* Exercise goal *
Which of the lines below include "price"? Each one should be copied out.

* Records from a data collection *
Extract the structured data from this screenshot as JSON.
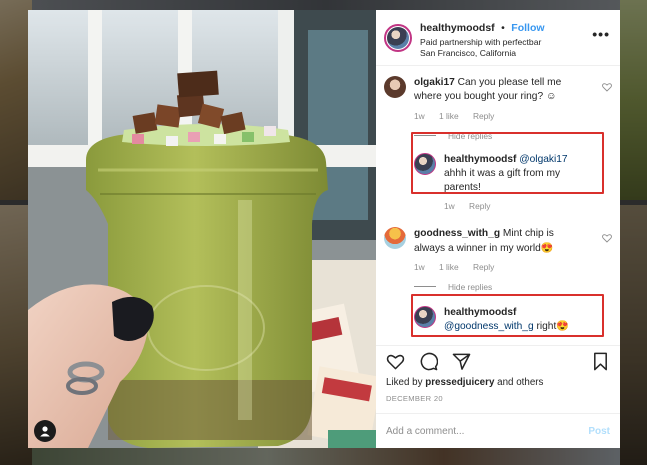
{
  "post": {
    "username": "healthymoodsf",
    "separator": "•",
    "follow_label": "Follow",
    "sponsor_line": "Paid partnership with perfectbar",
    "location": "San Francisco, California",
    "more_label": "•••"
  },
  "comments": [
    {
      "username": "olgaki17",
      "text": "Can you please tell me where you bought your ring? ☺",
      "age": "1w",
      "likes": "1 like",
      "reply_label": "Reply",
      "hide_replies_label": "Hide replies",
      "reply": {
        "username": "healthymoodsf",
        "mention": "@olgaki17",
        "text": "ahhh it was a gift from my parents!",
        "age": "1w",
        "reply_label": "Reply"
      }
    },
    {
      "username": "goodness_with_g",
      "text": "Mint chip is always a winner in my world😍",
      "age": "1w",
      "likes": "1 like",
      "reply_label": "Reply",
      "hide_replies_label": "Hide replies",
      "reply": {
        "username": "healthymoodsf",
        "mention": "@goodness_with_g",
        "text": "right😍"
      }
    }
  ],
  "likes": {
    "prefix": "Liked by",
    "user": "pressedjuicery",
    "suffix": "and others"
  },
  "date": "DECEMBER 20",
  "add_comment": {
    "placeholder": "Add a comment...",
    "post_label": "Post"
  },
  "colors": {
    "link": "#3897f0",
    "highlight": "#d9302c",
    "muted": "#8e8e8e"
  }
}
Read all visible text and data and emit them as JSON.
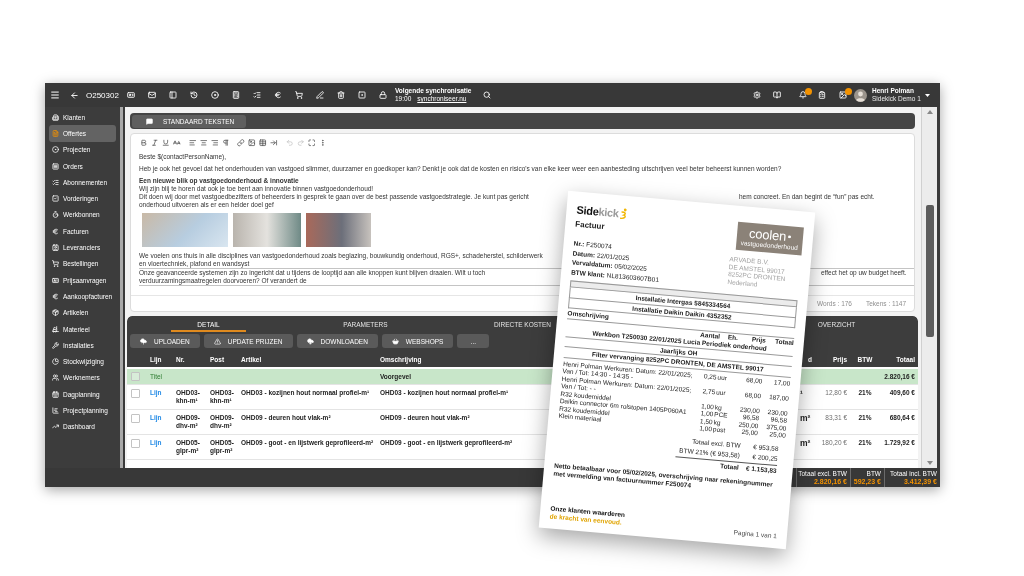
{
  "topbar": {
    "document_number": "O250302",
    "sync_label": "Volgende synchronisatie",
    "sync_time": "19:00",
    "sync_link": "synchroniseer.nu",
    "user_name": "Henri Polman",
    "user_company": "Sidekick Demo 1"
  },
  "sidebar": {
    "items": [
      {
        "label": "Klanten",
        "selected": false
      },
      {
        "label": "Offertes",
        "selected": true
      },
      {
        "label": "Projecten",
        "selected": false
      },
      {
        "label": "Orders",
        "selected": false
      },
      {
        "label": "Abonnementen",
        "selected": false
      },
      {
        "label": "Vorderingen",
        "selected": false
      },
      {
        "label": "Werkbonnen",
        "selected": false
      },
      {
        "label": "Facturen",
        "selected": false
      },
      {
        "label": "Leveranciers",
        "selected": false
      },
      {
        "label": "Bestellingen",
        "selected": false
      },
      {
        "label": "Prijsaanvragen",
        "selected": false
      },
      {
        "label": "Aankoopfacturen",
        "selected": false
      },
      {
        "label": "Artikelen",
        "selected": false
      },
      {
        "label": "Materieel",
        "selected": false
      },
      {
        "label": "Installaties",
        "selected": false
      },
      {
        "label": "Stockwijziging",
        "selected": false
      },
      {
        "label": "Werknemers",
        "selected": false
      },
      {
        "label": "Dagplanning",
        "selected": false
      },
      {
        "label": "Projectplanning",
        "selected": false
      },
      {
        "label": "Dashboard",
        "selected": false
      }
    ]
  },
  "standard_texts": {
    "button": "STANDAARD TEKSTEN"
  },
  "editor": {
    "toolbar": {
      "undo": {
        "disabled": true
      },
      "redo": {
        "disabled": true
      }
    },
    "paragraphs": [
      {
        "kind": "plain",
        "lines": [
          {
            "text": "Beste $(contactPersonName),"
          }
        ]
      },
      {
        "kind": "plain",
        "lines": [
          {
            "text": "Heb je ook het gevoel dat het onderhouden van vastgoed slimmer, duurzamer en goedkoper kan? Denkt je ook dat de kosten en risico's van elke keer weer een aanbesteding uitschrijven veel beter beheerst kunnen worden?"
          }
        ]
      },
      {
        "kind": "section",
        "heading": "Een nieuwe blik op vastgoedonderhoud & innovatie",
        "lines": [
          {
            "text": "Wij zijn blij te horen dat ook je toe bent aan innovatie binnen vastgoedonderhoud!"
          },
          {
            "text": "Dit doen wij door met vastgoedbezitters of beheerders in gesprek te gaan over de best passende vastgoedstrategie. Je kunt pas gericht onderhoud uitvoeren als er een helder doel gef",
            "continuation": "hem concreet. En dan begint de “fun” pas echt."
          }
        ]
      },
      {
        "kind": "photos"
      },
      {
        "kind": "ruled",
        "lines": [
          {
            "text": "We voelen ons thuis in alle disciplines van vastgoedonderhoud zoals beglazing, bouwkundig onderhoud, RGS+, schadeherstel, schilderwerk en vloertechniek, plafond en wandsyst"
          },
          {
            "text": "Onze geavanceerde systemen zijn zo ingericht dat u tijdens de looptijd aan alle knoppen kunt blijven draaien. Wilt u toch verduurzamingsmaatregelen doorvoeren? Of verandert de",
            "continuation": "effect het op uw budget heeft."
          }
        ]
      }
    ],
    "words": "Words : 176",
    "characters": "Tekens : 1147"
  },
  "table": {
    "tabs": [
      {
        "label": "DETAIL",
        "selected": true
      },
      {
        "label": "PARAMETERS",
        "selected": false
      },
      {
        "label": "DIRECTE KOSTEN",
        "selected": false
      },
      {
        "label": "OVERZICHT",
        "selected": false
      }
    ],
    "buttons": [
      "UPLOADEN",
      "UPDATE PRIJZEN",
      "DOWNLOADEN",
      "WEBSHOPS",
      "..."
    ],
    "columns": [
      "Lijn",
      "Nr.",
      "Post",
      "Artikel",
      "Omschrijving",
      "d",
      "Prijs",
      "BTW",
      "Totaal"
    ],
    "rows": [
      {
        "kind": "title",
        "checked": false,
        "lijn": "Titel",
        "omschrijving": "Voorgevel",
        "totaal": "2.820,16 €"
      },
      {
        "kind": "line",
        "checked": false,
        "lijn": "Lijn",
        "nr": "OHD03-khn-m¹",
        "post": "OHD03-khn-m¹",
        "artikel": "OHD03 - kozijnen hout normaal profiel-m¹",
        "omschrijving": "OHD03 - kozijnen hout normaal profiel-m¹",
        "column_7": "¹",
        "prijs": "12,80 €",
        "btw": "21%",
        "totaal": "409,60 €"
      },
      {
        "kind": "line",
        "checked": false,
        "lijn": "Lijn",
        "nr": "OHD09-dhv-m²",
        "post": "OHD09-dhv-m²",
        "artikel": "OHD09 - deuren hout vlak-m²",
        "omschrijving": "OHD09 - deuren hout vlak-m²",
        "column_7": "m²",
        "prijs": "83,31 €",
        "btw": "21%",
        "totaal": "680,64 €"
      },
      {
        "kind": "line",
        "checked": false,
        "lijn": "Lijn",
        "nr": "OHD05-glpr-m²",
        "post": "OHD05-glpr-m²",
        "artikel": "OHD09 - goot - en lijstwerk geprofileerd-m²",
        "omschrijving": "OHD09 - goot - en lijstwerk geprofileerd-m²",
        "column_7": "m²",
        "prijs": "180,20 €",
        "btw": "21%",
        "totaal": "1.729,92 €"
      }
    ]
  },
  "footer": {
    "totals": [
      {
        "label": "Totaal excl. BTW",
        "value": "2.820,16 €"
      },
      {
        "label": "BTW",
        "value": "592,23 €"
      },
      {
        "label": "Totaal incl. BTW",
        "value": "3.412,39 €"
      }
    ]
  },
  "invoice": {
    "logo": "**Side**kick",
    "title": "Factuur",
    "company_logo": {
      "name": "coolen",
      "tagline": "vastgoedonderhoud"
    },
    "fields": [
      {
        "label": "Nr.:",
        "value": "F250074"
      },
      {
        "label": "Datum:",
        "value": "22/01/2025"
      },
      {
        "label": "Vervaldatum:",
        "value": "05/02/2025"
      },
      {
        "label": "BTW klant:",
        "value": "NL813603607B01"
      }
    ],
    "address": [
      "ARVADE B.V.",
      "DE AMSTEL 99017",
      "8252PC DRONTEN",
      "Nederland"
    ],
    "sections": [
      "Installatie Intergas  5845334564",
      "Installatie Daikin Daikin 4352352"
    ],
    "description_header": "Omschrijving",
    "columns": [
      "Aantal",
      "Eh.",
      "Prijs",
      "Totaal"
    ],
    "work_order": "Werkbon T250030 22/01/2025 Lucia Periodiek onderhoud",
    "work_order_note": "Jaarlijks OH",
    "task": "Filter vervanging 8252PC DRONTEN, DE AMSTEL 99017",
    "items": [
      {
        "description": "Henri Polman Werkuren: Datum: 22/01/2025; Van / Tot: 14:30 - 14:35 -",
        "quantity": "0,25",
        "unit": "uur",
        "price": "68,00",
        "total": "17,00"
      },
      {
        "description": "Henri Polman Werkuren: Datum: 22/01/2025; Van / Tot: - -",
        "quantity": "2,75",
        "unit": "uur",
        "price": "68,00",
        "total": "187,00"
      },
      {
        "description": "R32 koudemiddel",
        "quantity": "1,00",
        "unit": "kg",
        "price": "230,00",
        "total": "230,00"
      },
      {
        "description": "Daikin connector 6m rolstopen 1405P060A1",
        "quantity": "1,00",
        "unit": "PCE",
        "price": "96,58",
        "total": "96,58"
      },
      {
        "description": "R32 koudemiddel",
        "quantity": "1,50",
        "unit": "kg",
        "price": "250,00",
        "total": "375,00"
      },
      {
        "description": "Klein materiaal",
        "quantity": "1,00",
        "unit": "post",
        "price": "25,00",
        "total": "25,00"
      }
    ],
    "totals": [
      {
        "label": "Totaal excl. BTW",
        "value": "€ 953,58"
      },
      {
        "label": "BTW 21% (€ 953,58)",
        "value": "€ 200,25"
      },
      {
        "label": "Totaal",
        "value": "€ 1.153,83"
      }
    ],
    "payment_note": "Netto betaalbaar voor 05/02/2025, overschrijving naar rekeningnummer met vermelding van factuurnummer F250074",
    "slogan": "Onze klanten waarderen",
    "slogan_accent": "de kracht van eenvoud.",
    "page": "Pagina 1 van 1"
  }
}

* Task answer *
        "price": "68,00",
        "price": "68,00",
        "price": "230,00",
        "price": "96,58",
        "price": "250,00",
        "price": "25,00",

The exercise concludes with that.